Action item
Would you repeat every entry below word for word but drop the images?

Entries from a dataset of interfaces:
_ _ _
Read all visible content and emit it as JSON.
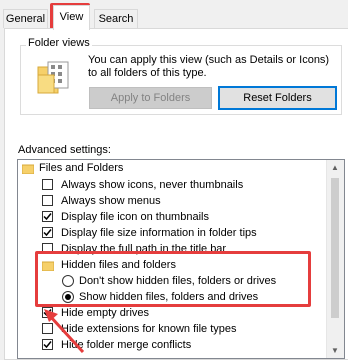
{
  "tabs": [
    {
      "label": "General",
      "active": false
    },
    {
      "label": "View",
      "active": true
    },
    {
      "label": "Search",
      "active": false
    }
  ],
  "folder_views": {
    "title": "Folder views",
    "description": "You can apply this view (such as Details or Icons) to all folders of this type.",
    "apply_button": "Apply to Folders",
    "reset_button": "Reset Folders"
  },
  "advanced": {
    "label": "Advanced settings:",
    "items": [
      {
        "type": "folder",
        "label": "Files and Folders"
      },
      {
        "type": "checkbox",
        "label": "Always show icons, never thumbnails",
        "checked": false
      },
      {
        "type": "checkbox",
        "label": "Always show menus",
        "checked": false
      },
      {
        "type": "checkbox",
        "label": "Display file icon on thumbnails",
        "checked": true
      },
      {
        "type": "checkbox",
        "label": "Display file size information in folder tips",
        "checked": true
      },
      {
        "type": "checkbox",
        "label": "Display the full path in the title bar",
        "checked": false
      },
      {
        "type": "folder",
        "label": "Hidden files and folders"
      },
      {
        "type": "radio",
        "label": "Don't show hidden files, folders or drives",
        "selected": false
      },
      {
        "type": "radio",
        "label": "Show hidden files, folders and drives",
        "selected": true
      },
      {
        "type": "checkbox",
        "label": "Hide empty drives",
        "checked": true
      },
      {
        "type": "checkbox",
        "label": "Hide extensions for known file types",
        "checked": false
      },
      {
        "type": "checkbox",
        "label": "Hide folder merge conflicts",
        "checked": true
      }
    ]
  },
  "colors": {
    "highlight": "#e53d3d",
    "accent": "#0078d7"
  }
}
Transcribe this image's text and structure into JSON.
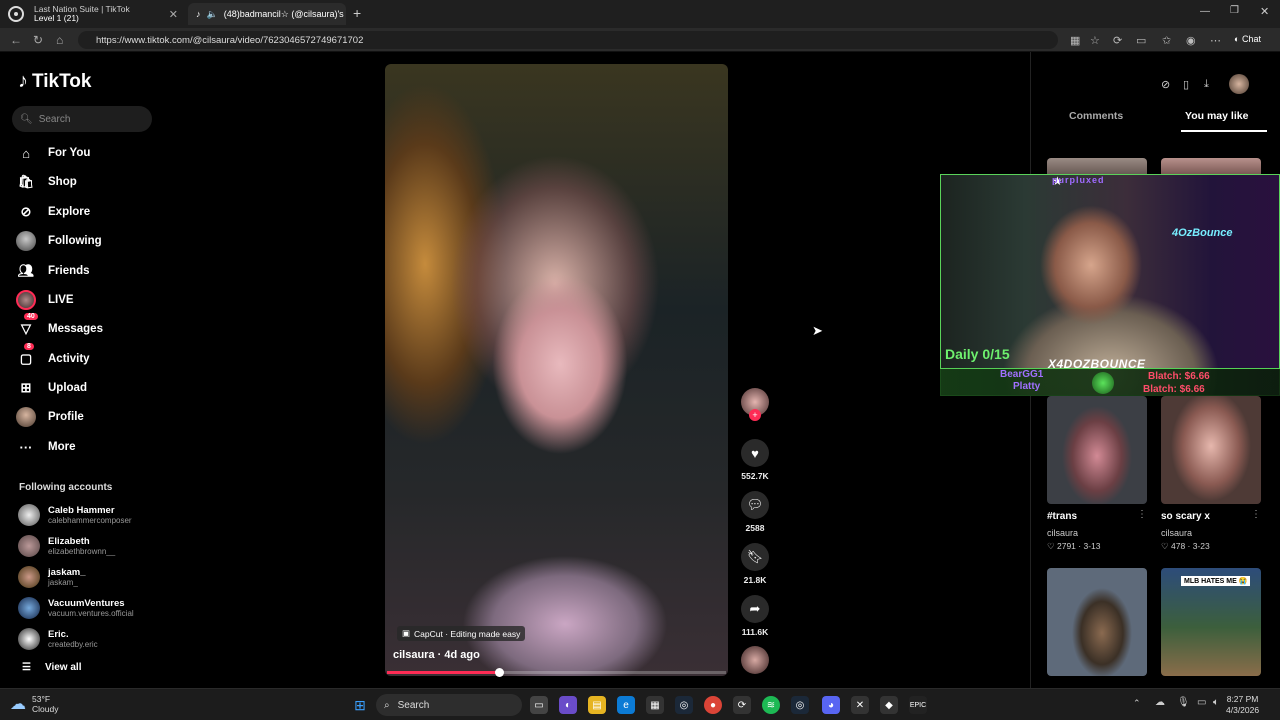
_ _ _
Response to the exercise
Read all visible content and emit it as JSON.
{
  "tabs": [
    {
      "label": "General",
      "active": false
    },
    {
      "label": "View",
      "active": true
    },
    {
      "label": "Search",
      "active": false
    }
  ],
  "folder_views": {
    "title": "Folder views",
    "description": "You can apply this view (such as Details or Icons) to all folders of this type.",
    "apply_button": "Apply to Folders",
    "reset_button": "Reset Folders"
  },
  "advanced": {
    "label": "Advanced settings:",
    "items": [
      {
        "type": "folder",
        "label": "Files and Folders"
      },
      {
        "type": "checkbox",
        "label": "Always show icons, never thumbnails",
        "checked": false
      },
      {
        "type": "checkbox",
        "label": "Always show menus",
        "checked": false
      },
      {
        "type": "checkbox",
        "label": "Display file icon on thumbnails",
        "checked": true
      },
      {
        "type": "checkbox",
        "label": "Display file size information in folder tips",
        "checked": true
      },
      {
        "type": "checkbox",
        "label": "Display the full path in the title bar",
        "checked": false
      },
      {
        "type": "folder",
        "label": "Hidden files and folders"
      },
      {
        "type": "radio",
        "label": "Don't show hidden files, folders or drives",
        "selected": false
      },
      {
        "type": "radio",
        "label": "Show hidden files, folders and drives",
        "selected": true
      },
      {
        "type": "checkbox",
        "label": "Hide empty drives",
        "checked": true
      },
      {
        "type": "checkbox",
        "label": "Hide extensions for known file types",
        "checked": false
      },
      {
        "type": "checkbox",
        "label": "Hide folder merge conflicts",
        "checked": true
      }
    ]
  },
  "colors": {
    "highlight": "#e53d3d",
    "accent": "#0078d7"
  }
}
Transcribe this image's text and structure into JSON.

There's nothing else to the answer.